The integration of solar or photovoltaic panels into the envelope of the buildings should be well considered from the outset, avoiding bolt-on solutions. Large roofs associated with commercial buildings often provide an unobstructed surface for capturing solar energy through solar panels for use in heating the building or photovoltaic panels for use in generating energy.

The design of commercial buildings also lend themselves to the use of technological solutions as part of an environmental strategy and can include: heat pumps, automatically dimmed or switched LED lighting and monitoring technology.

In larger schemes the use of district heating networks or centralised energy production is encouraged, and where possible, developments should aim to connect to existing heating networks.

Modern methods of construction

The use of Modern Methods of Constuction (MMC) are encouraged and this Design Code does not seek to constrain technical and environmental innovation. However, where MMC are implemented, the quality of design and materials used must seek to equal that used in high quality buildings of traditional construction.

Where the use of traditional materials is not suitable when employing MMC, applicants must carefully consider the visual impact and durability of materials and ensure they are appropriate in their context.

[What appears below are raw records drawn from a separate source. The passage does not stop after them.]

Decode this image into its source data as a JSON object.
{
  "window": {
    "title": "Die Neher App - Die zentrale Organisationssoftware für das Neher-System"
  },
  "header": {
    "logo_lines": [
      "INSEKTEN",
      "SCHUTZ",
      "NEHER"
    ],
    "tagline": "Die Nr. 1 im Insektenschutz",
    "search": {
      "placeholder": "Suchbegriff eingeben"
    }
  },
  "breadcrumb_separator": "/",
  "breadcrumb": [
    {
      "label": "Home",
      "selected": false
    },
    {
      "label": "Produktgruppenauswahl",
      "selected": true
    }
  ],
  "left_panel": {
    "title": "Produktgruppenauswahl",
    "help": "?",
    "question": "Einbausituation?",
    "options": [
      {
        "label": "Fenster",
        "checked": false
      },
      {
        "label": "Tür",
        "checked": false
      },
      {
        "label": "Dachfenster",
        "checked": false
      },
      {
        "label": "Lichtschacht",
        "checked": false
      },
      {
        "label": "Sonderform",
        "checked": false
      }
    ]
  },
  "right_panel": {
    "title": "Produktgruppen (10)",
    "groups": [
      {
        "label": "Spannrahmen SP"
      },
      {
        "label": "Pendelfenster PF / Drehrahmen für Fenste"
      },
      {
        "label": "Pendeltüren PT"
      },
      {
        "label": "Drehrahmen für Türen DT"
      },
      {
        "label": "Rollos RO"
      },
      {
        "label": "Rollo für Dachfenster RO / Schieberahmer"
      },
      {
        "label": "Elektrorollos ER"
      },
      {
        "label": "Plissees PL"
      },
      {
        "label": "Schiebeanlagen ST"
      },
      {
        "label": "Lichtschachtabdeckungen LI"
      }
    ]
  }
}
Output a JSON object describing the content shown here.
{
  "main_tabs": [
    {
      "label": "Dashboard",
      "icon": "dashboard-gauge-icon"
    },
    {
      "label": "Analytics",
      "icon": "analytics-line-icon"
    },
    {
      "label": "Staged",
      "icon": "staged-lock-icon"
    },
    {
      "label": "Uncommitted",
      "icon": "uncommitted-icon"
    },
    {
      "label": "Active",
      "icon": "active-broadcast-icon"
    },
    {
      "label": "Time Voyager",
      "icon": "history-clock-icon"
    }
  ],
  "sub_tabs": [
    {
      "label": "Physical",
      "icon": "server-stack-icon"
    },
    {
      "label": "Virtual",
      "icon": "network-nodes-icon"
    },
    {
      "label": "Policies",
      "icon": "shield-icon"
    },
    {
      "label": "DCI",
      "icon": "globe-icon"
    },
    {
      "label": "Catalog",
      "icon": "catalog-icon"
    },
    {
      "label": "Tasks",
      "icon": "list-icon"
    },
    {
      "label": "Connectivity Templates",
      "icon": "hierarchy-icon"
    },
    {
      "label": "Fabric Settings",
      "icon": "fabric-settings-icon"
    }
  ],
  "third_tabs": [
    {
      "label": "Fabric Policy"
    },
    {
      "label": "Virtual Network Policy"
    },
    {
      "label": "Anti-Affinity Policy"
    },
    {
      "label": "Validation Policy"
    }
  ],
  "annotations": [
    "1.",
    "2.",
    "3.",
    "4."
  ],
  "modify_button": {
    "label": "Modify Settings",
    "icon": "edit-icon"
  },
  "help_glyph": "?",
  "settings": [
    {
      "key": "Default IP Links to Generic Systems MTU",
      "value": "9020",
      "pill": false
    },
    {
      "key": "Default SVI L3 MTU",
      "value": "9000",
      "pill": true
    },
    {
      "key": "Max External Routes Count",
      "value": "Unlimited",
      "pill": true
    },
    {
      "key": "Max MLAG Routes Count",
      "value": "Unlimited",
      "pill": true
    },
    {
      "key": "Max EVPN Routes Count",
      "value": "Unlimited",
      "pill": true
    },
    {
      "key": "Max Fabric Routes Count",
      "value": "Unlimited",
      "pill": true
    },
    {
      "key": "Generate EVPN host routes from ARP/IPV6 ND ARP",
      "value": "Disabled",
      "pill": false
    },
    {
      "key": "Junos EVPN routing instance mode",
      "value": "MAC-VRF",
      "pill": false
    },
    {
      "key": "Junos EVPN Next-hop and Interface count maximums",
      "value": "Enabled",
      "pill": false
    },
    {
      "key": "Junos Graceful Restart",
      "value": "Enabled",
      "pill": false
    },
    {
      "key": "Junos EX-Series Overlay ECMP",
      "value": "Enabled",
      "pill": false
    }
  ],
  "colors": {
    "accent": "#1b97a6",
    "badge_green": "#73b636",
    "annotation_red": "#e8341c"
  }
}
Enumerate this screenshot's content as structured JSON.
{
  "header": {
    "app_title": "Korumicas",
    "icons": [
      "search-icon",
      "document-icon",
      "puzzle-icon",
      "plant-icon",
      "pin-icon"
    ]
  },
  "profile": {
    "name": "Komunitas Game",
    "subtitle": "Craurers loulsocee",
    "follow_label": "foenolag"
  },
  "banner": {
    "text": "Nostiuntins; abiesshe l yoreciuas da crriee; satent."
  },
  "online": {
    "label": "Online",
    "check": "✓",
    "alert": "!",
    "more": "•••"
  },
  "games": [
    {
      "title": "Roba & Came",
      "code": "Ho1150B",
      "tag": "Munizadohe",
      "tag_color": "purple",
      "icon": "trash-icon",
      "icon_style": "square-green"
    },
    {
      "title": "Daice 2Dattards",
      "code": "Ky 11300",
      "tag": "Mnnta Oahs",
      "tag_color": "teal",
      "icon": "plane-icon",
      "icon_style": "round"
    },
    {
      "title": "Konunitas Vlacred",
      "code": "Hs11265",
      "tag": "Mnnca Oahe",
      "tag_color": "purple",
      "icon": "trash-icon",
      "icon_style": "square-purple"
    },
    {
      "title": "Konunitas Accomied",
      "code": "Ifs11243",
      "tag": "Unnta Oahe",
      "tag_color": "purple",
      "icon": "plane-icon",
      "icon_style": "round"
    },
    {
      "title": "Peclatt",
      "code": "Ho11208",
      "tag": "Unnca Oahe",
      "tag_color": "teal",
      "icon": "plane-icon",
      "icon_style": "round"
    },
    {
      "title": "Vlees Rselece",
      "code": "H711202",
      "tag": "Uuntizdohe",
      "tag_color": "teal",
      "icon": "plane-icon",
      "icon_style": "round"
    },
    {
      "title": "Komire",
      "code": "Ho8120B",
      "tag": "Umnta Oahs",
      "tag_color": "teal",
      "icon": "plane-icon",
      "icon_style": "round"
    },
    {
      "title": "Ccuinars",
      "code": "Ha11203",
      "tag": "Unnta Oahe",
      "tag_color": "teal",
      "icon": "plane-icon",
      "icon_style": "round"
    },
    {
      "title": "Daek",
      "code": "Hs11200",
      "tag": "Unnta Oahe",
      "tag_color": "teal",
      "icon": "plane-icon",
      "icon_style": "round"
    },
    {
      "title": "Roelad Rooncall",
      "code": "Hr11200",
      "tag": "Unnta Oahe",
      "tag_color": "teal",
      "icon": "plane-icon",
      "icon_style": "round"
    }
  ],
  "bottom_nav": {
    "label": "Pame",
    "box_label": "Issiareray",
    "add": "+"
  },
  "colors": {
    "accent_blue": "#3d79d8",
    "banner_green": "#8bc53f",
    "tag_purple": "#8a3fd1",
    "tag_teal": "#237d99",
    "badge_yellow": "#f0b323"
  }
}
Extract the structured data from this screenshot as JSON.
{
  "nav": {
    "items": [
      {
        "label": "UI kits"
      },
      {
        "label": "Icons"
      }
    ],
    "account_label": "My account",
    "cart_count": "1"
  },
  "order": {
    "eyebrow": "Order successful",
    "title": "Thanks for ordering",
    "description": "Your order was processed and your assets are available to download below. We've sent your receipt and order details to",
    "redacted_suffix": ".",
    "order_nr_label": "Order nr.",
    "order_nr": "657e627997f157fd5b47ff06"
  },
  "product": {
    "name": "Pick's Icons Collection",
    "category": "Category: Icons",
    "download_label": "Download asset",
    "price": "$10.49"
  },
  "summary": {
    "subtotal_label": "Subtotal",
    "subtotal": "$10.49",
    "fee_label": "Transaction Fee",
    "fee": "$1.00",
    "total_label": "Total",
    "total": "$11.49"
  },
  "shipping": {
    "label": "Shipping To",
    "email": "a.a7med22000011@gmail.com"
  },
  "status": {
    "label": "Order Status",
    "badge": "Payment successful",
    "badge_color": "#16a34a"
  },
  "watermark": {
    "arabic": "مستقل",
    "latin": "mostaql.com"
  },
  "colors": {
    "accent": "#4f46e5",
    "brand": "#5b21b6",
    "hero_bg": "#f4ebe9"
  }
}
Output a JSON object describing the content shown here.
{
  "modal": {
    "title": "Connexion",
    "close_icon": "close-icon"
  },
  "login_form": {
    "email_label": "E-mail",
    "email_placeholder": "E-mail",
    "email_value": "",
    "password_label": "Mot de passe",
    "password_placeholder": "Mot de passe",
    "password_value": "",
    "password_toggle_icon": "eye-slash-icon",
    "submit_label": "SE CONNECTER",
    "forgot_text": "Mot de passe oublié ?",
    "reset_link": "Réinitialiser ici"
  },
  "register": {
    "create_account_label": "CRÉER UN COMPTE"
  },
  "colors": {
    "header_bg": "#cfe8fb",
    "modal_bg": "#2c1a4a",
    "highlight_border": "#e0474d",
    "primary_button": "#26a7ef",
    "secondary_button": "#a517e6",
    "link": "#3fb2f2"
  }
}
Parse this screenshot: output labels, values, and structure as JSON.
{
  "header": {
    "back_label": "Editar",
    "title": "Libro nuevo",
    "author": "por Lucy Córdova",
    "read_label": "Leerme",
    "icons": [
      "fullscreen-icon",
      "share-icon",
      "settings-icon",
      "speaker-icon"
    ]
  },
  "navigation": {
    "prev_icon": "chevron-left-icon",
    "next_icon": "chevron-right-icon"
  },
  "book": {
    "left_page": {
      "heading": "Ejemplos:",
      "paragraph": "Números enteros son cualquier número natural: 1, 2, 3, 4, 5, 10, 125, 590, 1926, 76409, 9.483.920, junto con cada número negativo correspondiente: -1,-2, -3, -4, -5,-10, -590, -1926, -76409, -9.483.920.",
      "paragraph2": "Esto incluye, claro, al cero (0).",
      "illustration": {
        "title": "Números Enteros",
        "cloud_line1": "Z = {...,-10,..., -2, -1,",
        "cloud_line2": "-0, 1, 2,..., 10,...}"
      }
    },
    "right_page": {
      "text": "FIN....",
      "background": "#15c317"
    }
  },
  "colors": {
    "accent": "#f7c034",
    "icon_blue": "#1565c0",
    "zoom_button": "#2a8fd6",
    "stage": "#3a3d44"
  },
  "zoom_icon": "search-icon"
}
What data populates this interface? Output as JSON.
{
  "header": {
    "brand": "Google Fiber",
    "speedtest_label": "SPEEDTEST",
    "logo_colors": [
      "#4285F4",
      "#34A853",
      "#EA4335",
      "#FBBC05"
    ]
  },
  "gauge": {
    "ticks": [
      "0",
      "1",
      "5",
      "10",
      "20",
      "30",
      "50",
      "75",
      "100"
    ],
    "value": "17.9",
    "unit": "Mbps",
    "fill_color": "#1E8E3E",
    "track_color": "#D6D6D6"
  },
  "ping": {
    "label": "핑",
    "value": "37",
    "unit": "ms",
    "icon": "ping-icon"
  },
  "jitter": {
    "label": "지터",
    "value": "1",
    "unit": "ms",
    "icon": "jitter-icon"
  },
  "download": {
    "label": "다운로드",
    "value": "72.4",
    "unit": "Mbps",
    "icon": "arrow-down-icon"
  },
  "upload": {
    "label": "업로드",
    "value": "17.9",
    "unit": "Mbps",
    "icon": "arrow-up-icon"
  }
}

Materials that weather poorly must be avoided.

MMC may not be appropriate on sites where the constraints of the pre-fabrication process limit the range and quality of the detailing or materials that can be used.

Building Lifecycle

Well-designed places sustain their beauty over the long term. They add to the quality of life of their users and as a result, people are more likely to care for them over their lifespan . They have an emphasis on quality and simplicity.

Well-designed places, buildings and spaces are:

  • designed and planned for long-term stewardship by landowners, communities and local authorities from the earliest stages;
  • robust, easy to use and look after, and enable their users to establish a sense of ownership and belonging, ensuring places and buildings age gracefully;
  • adaptable to their users’ changing needs and evolving technologies; and
  • well-managed and maintained by their users, owners, landlords and public agencies.

Applicants should try to specify products that are made from recycled materials and/or that are easily recyclable at the end of the building’s life, whilst being appropriate to the building’s context and design. Allowances should be made for the repurposing or adapting of building elements without the generation of additional waste or recycling.

EV charging

All developments must seek to optimise EV charging points and must comply with the requirements set out in Building Regulations ‘Infrastructure for the charging of electric vehicles Approved Document S’.

Applicants are encouraged to demonstrate that they have optimised the provision of EV charging points on all developments. It is expected that the passive EV charging infrastructure will be provided across the site to ensure that every car parking space and driveway can be installed with active infrastructure at a future date.

Permeable paving options